• **What to produce**
Scan the material below for "EBIT", then return each line that contains it.

• **Recorded information**

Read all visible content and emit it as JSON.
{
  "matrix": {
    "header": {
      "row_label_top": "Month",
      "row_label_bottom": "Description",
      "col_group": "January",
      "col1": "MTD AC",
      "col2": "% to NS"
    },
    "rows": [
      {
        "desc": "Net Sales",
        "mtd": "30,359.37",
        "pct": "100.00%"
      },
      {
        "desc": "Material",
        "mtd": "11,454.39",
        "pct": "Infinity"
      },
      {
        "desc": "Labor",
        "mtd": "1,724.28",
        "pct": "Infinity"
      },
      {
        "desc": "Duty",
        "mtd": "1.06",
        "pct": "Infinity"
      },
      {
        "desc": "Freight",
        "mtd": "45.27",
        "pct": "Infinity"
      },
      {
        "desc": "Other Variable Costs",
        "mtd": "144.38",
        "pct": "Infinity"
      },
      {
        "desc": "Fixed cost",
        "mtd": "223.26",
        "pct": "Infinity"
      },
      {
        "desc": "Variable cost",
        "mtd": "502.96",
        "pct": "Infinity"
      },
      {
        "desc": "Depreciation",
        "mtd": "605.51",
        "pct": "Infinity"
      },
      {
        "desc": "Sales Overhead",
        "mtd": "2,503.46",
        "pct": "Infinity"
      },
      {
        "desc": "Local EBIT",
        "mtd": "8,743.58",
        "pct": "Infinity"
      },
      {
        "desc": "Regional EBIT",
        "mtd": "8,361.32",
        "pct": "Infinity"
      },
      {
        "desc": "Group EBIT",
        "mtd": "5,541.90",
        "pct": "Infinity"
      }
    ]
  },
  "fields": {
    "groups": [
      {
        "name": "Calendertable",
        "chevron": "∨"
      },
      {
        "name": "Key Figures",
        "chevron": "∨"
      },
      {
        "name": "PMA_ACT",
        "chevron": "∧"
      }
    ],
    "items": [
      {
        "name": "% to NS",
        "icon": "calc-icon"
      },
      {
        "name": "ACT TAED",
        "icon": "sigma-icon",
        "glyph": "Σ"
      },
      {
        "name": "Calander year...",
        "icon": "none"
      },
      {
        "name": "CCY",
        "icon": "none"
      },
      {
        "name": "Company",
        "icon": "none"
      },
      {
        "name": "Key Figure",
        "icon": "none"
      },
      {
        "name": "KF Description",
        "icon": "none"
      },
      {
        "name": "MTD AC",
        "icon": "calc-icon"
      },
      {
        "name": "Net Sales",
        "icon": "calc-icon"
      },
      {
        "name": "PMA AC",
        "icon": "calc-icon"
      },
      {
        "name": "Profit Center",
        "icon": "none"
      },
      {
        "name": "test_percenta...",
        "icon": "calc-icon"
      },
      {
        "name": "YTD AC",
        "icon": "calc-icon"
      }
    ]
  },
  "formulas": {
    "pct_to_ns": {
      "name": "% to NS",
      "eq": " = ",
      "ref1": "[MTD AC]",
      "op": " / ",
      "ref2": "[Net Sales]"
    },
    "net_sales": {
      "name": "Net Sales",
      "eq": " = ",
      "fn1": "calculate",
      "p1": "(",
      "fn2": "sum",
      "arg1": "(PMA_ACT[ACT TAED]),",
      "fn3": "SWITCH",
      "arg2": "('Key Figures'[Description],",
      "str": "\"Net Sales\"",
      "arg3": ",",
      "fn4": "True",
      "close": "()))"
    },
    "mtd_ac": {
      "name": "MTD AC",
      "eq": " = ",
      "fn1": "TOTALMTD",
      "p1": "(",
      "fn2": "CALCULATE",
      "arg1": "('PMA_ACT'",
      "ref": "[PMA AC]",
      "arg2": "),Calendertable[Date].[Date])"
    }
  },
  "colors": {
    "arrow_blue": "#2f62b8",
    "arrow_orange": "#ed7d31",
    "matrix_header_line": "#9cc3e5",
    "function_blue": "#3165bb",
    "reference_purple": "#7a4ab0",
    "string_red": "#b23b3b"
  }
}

• **Exercise result**
        "desc": "Local EBIT",
        "desc": "Regional EBIT",
        "desc": "Group EBIT",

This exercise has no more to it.